By Peggy Doerschuk
Don’t you wish you could spend less time weeding, feeding and mulching your gardens? Wouldn’t it be nice if you could minimize the effort but maximize the yield? That is the promise of Permaculture Guilds and the dream of lazy gardeners like me.
Australians David Holmgren and Bill Mollison introduced “Permanent Agriculture” in 1978 in Holmgren’s graduate student thesis in Environmental Design. Permaculture uses observations from nature to develop ecosystems that are sustainable and self-sufficient. Permaculture has three core ethical principles:
- care of the earth – reduce our consumption;
- care of people – without consuming unnecessary resources; and
- fair share – balance what we take and what we give.
Permaculture now stands for “Permanent Culture” because its principles have been extended to encompass many other areas, including designing farms, woodlands, sustainable communities, towns and cities.
A Permaculture Guild is a community of mutually beneficial plants that reduces the gardener’s work and also helps wildlife and the environment. Guilds can be incorporated in the home garden. The guild provides disease control, fertilizer, and pollination, which makes the guild healthy and low maintenance.
An apple tree guild is illustrated in Figure 1. An apple tree is at the center of the guild. Circled around the tree is a collection of multi-function plants that will nurture the tree and reduce the need for maintenance, producing more food and flowers and letting Mother Nature do the chores of the gardener.
Figure 1. A typical apple tree guild with: (1) an apple tree; (2) grass-suppressing bulbs; (3) insectary plants; (4) nutrient accumulators; and (5) mulch plants. Adapted from 
Bulbs are planted in a circle around the trunk of the apple tree and at the mature drip line. Bulbs such as daffodils, perennial garlic chives, and fennel will keep grass from growing close to the tree, which reduces the competition for nutrients. This will reduce the need for fertilizer and encourage growth of the apple tree. The bulbs should be spring flowering and ideally have an additional function beyond grass suppression. Daffodils keep deer away, and fennel provides food for the gardener.
Inside the outer ring are plants like dill, fennel, and coriander that attract pollinators and predators that eat pests. They also provide edible herbs for the gardener. Soft-leafed plants like comfrey, clovers, nasturtiums, and others are included to provide natural mulch. These can be slashed and left to compost in place, providing nutrients, attracting worms, and suppressing disease. Nasturtiums also repel pests. Also included are plants that accumulate nutrients, such as chicory, dandelions, and yarrow. Nitrogen fixers like clover, alfalfa, beans, and peas can also be planted inside the ring, and nitrogen fixing shrubs can be planted just outside the edge of the dripline.
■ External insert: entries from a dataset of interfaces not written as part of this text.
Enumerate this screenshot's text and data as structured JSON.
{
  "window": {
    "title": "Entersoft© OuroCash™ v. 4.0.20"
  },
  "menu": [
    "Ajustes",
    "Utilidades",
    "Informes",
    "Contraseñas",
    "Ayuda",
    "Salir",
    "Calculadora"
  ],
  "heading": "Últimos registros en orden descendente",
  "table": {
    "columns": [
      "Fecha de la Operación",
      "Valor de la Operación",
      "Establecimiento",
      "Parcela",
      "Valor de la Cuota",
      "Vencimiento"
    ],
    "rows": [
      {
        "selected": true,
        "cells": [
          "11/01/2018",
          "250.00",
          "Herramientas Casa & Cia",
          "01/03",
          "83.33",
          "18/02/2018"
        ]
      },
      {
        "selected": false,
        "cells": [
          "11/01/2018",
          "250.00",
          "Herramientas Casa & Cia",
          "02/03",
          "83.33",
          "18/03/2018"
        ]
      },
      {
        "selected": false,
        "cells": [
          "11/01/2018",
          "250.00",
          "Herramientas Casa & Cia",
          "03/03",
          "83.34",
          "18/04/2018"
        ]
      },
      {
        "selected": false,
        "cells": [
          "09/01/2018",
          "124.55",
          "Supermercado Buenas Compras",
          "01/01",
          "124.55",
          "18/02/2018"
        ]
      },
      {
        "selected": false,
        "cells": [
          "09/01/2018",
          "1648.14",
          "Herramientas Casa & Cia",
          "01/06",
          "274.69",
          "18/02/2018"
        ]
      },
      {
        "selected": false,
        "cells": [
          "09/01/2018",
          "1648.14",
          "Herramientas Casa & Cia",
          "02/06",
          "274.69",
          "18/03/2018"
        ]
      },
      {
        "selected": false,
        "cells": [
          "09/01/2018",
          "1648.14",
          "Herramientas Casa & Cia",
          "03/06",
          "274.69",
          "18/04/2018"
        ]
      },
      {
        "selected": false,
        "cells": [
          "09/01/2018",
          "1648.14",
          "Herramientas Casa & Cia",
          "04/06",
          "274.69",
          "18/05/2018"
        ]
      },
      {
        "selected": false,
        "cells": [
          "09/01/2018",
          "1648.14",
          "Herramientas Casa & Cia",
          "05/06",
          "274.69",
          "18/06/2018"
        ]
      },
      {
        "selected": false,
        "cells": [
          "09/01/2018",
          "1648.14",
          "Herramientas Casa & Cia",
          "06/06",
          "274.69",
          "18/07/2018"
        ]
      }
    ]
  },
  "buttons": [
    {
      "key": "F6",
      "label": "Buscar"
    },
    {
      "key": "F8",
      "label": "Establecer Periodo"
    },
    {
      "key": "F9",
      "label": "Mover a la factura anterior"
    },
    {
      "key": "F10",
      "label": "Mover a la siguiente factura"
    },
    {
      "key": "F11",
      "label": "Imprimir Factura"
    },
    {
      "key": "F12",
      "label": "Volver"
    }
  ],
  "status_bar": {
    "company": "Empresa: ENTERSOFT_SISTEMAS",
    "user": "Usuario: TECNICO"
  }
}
Each of the elements in the guild performs one or more tasks. Working together, the guild is a system that produces a healthy apple tree, increasing yield and reducing the need for the gardener to water, spray, fertilize, pollinate, and mulch.
A mature apple tree guild is pictured in Figure 2. It includes currants, fennel, mint and comfrey. I would love to have such a healthy and beautiful apple tree! Now if only this lazy gardener could find someone to plant the guild for me…
Figure 2. A mature apple tree. From .
- Hemenway, Toby. Gaia’s Garden: A Guide to Home-Scale Permaculture, 2nd Edition, 2009, Chelsea Green Publishing, Kindle Edition.
- Permaculture One, Holmgren and Mollison (1978).
- Permaculture: A Designers’ Manual, Mollison (1988).
- David Holmgren’s website: https://permacultureprinciples.com/principles/
- Urban Harvest in Houston offers a series of permaculture classes and hands-on training http://urbanharvest.org/permaculture/